EXERCISE AIM: All lines in the records below that hold "chevron" are to be shown.

EXERCISE DATA:
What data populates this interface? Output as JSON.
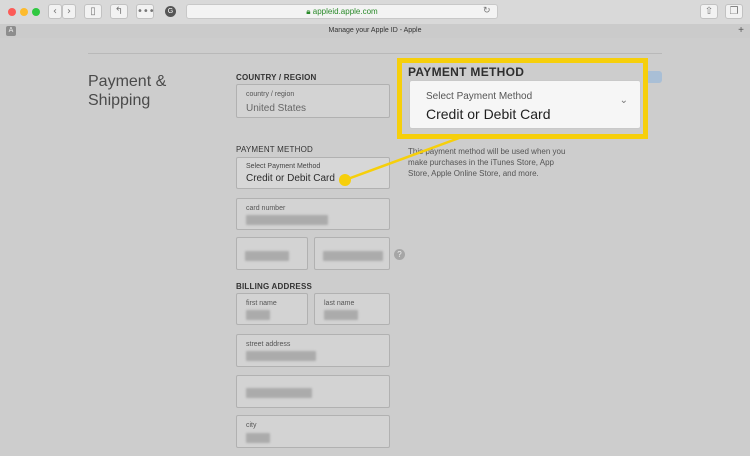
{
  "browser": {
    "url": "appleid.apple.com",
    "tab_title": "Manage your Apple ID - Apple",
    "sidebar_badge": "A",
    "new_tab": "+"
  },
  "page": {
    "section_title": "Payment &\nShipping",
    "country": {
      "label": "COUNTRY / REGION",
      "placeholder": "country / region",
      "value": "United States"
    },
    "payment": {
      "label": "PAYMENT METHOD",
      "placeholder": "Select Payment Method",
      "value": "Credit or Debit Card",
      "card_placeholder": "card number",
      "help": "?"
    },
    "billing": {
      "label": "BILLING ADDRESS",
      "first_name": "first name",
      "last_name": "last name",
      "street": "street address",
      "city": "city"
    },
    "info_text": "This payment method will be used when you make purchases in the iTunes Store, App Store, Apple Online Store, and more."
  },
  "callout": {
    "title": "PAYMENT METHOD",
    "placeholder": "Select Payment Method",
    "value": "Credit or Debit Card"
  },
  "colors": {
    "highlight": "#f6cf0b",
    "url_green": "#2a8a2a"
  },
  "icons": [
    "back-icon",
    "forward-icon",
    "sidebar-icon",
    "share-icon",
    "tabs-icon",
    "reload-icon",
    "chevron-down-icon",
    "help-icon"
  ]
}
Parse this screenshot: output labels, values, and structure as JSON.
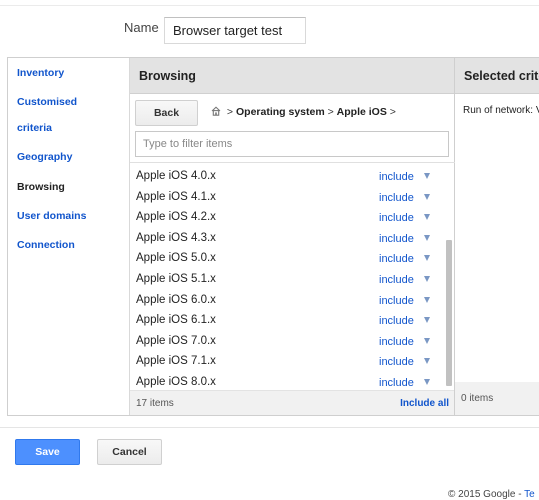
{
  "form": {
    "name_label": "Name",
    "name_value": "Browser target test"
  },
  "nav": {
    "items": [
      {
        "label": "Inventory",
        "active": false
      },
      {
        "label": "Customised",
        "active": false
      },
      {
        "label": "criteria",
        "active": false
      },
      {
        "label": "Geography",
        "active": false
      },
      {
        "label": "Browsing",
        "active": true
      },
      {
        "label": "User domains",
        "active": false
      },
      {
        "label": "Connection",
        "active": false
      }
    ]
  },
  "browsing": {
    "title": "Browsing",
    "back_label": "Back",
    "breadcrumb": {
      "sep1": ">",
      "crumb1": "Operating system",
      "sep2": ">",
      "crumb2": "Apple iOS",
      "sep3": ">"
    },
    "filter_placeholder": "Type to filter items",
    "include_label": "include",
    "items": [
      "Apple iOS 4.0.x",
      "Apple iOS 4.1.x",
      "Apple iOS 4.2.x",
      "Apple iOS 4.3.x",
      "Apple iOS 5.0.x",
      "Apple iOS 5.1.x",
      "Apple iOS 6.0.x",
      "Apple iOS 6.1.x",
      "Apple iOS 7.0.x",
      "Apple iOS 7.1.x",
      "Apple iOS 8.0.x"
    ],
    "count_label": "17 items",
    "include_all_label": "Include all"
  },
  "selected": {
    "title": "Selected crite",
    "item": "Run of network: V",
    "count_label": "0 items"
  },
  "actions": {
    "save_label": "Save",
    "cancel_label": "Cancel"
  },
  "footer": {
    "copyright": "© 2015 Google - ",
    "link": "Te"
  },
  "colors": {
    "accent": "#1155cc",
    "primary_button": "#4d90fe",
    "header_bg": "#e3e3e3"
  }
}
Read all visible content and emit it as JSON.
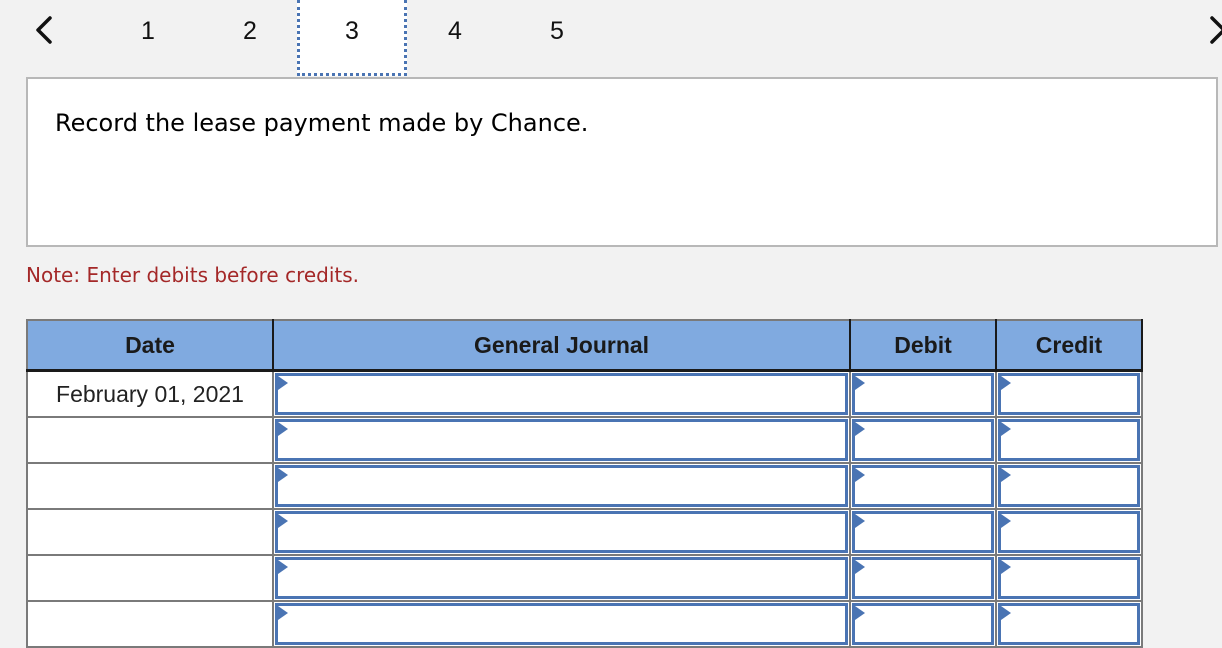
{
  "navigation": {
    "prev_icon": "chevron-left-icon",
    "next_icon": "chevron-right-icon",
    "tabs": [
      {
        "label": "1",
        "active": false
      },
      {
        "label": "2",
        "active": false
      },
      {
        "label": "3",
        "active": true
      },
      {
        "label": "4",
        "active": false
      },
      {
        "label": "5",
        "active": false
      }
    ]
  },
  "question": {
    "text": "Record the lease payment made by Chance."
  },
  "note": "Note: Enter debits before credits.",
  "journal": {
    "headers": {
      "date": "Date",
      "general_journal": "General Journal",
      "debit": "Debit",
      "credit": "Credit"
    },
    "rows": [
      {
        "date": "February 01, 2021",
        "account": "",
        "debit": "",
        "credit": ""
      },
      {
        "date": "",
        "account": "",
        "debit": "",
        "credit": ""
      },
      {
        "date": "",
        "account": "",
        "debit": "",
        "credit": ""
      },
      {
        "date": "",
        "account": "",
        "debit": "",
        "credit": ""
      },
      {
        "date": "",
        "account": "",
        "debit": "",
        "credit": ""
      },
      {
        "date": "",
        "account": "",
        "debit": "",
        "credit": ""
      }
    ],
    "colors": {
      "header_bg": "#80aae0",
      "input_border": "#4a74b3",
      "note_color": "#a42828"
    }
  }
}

ANSWER TO THIS EXERCISE:
    "chevron-down-icon",
    "prev_icon": "chevron-left-icon",
    "next_icon": "chevron-right-icon",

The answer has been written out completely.